# Required work:
Work out how many lines in the data below contain "name", and state that count with nothing added.

(Data items)

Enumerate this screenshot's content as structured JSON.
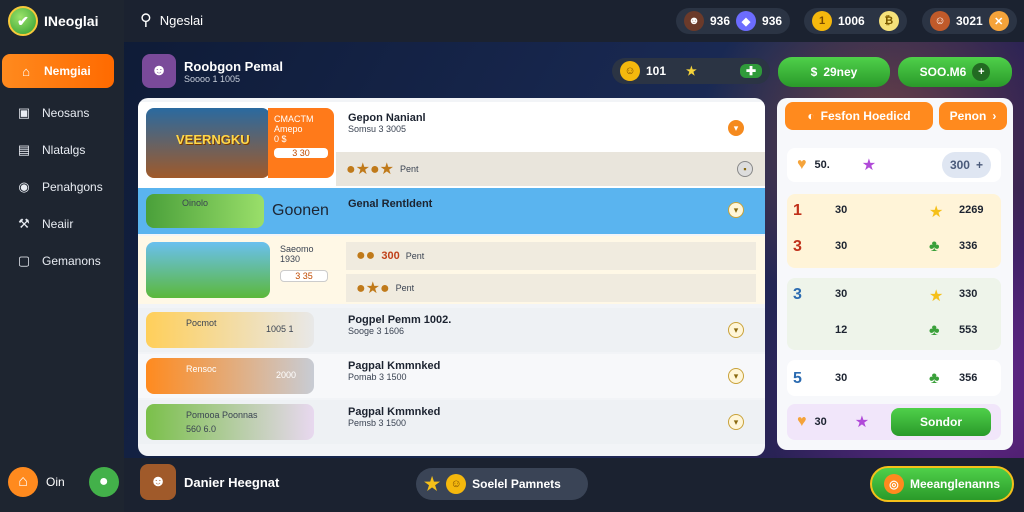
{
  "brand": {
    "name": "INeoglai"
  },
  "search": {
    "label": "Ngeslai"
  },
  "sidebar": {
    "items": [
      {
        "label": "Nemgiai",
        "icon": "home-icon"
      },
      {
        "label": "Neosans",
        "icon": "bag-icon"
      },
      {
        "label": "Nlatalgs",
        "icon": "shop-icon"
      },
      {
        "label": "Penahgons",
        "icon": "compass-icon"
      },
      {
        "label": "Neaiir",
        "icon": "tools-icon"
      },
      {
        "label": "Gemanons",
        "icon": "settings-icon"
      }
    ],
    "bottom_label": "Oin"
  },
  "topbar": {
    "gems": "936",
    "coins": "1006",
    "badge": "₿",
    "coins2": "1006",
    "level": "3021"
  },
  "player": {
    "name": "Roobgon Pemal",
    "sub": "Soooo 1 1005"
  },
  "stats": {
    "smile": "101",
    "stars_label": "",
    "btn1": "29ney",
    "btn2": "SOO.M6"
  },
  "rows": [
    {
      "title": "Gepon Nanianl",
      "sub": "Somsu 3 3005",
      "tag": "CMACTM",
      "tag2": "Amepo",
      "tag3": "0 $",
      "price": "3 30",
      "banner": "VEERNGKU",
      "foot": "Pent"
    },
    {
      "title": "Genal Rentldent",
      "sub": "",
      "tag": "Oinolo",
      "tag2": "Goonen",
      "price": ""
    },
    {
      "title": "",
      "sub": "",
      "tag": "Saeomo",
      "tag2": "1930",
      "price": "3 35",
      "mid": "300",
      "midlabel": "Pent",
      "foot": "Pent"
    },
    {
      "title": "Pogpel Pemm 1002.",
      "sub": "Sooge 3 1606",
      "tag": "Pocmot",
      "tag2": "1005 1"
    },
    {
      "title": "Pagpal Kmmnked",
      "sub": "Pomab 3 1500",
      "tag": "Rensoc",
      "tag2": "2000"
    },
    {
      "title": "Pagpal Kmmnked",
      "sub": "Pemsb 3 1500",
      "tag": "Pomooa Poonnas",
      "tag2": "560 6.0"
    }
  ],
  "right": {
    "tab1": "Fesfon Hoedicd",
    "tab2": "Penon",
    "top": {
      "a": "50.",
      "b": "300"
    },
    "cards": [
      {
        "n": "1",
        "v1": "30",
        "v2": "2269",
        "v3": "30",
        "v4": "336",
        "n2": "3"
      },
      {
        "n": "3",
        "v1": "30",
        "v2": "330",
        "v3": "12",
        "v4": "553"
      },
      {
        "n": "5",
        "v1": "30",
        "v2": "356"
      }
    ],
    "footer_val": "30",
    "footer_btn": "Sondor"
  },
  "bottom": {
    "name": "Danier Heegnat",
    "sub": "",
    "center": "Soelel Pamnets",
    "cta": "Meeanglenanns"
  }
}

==

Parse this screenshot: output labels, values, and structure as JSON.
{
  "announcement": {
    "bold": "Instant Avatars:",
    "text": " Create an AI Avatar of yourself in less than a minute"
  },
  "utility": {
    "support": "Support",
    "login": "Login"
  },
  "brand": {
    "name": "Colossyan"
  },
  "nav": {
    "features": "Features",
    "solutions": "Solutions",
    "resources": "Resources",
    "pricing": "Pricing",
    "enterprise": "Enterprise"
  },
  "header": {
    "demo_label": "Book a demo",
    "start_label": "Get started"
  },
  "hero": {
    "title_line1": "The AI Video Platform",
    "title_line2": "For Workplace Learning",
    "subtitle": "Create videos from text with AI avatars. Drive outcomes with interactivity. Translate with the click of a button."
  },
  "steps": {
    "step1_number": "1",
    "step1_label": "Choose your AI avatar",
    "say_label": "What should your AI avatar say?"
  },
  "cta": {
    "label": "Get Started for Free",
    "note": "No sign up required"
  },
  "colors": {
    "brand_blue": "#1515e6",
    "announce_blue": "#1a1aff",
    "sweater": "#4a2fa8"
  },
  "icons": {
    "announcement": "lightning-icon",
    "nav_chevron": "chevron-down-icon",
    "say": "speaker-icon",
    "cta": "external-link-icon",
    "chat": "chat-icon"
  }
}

# Exercise answer:
4